Extracted records
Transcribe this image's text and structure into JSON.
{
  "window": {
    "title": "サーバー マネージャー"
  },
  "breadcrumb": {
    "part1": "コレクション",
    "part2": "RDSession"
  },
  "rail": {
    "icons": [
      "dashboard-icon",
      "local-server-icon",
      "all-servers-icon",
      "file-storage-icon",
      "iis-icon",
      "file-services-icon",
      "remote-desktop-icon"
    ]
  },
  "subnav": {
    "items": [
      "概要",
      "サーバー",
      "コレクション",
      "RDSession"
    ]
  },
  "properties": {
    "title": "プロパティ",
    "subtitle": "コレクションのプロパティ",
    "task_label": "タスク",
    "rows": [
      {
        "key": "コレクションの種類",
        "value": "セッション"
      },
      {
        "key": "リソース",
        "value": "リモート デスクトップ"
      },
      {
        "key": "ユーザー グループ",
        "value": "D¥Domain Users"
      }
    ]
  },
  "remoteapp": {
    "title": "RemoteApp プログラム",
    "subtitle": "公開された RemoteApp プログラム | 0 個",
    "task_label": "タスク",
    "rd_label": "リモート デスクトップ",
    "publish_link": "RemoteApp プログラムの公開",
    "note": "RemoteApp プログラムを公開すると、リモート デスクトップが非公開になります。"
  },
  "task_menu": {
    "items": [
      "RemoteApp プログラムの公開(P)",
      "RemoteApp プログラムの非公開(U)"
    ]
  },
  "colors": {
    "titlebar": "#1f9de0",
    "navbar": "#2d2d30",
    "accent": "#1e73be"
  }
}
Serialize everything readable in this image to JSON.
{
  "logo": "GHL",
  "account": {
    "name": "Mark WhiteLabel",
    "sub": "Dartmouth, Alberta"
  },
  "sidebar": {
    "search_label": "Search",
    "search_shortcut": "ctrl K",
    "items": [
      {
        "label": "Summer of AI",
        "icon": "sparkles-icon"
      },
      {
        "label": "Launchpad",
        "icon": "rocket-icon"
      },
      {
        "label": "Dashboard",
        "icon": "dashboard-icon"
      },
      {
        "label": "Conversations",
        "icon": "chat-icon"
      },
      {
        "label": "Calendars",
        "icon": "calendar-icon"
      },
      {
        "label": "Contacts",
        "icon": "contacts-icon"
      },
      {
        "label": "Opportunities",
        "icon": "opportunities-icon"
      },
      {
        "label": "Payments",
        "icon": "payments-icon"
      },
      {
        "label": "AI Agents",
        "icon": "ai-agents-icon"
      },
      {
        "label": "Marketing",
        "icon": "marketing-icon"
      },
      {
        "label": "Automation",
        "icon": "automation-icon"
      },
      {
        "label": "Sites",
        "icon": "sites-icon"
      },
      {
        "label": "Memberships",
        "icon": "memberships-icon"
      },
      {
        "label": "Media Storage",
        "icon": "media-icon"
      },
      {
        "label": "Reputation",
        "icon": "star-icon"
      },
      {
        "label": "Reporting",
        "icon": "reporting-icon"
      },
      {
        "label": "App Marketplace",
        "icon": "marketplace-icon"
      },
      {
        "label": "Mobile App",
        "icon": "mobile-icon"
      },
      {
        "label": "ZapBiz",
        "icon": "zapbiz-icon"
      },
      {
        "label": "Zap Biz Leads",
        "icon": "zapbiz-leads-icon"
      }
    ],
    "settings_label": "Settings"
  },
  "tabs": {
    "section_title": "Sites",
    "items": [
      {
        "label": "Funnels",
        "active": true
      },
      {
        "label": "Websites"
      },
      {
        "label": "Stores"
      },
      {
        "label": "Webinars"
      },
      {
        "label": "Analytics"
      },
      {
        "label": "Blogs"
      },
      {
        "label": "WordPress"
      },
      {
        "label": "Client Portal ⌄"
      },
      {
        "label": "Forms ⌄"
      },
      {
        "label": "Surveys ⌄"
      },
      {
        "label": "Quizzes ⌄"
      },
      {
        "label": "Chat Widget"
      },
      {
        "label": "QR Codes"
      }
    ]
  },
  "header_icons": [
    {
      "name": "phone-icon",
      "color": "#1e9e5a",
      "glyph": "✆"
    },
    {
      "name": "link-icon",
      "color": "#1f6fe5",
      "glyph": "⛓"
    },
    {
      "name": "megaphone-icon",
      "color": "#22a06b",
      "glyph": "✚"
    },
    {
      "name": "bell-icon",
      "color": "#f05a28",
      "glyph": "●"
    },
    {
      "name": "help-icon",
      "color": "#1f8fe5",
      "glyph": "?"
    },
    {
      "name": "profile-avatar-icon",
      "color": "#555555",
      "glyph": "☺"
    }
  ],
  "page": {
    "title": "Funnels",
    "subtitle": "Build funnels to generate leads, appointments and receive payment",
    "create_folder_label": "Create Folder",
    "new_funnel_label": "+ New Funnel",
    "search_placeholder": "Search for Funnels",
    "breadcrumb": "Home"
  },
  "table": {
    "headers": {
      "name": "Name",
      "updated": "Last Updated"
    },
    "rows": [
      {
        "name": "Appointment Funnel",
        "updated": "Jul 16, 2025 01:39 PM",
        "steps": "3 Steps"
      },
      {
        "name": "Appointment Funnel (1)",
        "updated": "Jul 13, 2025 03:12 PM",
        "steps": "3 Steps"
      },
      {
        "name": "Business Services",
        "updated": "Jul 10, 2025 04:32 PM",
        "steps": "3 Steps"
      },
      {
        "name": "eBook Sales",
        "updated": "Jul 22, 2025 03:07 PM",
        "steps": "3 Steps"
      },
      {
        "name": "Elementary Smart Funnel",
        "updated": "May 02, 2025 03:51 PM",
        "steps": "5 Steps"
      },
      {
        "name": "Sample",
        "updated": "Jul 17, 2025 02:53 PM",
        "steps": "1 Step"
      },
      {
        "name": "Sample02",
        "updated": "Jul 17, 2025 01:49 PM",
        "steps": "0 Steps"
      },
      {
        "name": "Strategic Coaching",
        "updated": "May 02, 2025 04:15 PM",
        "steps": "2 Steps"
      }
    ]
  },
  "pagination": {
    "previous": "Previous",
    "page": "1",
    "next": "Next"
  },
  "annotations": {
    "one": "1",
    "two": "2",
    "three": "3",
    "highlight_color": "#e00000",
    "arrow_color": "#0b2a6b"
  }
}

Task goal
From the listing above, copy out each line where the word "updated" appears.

Result below
      "updated": "Last Updated"
        "updated": "Jul 16, 2025 01:39 PM",
        "updated": "Jul 13, 2025 03:12 PM",
        "updated": "Jul 10, 2025 04:32 PM",
        "updated": "Jul 22, 2025 03:07 PM",
        "updated": "May 02, 2025 03:51 PM",
        "updated": "Jul 17, 2025 02:53 PM",
        "updated": "Jul 17, 2025 01:49 PM",
        "updated": "May 02, 2025 04:15 PM",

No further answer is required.